▶ [THE PROBLEM] Find every line below with the string "weekly" and pick it out.

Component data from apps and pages
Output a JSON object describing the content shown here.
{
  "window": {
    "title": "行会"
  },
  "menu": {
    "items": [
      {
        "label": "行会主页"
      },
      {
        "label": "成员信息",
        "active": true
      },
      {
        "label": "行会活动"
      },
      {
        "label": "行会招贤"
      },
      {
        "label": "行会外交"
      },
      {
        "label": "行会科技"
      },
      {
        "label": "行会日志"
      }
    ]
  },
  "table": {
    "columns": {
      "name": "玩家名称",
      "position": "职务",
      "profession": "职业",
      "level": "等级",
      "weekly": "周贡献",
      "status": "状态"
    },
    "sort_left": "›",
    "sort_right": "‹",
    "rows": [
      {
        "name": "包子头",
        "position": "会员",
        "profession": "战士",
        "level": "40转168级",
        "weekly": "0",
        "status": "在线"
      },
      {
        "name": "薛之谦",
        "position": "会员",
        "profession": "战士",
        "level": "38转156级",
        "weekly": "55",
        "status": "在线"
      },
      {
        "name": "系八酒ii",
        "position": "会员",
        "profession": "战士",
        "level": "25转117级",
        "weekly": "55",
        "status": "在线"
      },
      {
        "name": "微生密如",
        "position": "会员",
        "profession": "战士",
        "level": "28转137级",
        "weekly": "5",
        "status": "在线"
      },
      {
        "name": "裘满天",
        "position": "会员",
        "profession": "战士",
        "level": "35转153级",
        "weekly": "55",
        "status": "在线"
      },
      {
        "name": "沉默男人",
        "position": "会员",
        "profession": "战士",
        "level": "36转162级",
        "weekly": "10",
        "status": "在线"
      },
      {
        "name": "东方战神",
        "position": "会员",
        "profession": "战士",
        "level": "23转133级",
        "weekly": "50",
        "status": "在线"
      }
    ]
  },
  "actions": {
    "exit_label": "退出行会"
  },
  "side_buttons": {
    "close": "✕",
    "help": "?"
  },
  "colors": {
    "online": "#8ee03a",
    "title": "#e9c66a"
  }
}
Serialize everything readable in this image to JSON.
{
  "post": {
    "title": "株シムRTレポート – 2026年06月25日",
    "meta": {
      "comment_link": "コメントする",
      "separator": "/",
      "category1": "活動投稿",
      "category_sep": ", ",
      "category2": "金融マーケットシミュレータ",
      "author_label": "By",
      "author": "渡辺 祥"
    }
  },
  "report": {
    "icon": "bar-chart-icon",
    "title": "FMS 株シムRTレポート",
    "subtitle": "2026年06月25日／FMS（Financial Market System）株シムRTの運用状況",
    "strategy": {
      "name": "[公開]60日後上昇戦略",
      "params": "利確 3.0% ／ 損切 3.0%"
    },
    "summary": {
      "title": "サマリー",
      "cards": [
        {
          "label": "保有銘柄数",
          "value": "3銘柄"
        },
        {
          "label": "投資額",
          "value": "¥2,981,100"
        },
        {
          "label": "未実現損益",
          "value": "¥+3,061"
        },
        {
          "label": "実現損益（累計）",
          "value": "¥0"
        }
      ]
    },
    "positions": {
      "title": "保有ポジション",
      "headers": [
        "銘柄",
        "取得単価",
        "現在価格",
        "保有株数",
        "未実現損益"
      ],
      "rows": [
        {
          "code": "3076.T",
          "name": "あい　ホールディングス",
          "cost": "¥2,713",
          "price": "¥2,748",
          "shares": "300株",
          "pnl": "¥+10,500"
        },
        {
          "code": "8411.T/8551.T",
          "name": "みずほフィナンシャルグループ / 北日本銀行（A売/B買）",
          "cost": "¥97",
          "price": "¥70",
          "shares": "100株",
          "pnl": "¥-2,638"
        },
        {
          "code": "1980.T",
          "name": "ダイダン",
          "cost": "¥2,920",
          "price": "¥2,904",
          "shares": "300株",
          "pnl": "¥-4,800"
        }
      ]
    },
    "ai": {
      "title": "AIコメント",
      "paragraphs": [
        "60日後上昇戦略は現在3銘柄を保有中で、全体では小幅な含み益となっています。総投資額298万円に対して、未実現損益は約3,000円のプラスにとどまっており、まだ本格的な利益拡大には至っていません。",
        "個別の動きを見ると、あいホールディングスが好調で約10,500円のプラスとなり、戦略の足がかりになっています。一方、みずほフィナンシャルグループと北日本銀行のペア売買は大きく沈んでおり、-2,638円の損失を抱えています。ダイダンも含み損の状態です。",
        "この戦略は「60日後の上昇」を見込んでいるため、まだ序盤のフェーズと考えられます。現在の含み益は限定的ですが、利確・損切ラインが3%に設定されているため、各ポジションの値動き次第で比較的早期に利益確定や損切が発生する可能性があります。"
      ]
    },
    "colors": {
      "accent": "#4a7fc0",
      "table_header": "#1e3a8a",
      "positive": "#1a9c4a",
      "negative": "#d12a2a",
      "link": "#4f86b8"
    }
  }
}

▶ [TASK RESPONSE]
      "weekly": "周贡献",
        "weekly": "0",
        "weekly": "55",
        "weekly": "55",
        "weekly": "5",
        "weekly": "55",
        "weekly": "10",
        "weekly": "50",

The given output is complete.